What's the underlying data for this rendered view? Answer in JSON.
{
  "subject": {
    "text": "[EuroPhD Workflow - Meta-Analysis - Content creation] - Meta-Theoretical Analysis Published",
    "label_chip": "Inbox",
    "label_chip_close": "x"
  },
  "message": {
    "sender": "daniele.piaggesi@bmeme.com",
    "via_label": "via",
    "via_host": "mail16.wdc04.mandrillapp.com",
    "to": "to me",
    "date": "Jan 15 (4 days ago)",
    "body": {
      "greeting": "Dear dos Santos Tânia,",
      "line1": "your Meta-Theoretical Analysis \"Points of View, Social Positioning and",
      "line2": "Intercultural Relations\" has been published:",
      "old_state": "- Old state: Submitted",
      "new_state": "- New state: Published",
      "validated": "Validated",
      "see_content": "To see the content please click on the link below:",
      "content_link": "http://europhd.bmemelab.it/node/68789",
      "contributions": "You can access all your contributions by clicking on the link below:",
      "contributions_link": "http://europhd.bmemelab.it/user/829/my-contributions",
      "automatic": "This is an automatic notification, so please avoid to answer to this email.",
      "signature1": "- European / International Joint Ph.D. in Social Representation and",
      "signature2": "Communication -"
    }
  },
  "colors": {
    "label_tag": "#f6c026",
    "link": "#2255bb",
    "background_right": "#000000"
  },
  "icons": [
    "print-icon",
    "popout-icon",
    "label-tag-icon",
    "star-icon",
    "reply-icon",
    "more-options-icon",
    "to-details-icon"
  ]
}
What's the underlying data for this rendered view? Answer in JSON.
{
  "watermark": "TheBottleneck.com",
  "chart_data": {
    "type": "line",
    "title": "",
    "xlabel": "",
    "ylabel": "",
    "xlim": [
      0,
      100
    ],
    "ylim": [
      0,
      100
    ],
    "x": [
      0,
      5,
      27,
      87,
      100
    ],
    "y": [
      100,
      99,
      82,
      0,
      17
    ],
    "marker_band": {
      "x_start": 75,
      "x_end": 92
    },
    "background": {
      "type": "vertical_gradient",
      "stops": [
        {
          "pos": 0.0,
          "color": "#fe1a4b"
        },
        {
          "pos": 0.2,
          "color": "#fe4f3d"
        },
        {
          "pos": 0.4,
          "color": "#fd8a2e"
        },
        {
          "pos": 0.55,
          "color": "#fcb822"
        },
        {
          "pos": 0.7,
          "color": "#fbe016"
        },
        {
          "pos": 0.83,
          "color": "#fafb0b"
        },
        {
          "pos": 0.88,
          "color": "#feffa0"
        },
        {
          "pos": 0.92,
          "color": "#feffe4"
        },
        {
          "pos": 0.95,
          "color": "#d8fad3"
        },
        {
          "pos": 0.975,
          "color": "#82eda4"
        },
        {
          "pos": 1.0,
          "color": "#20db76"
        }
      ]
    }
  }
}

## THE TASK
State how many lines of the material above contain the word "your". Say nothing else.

## RESULT BELOW
2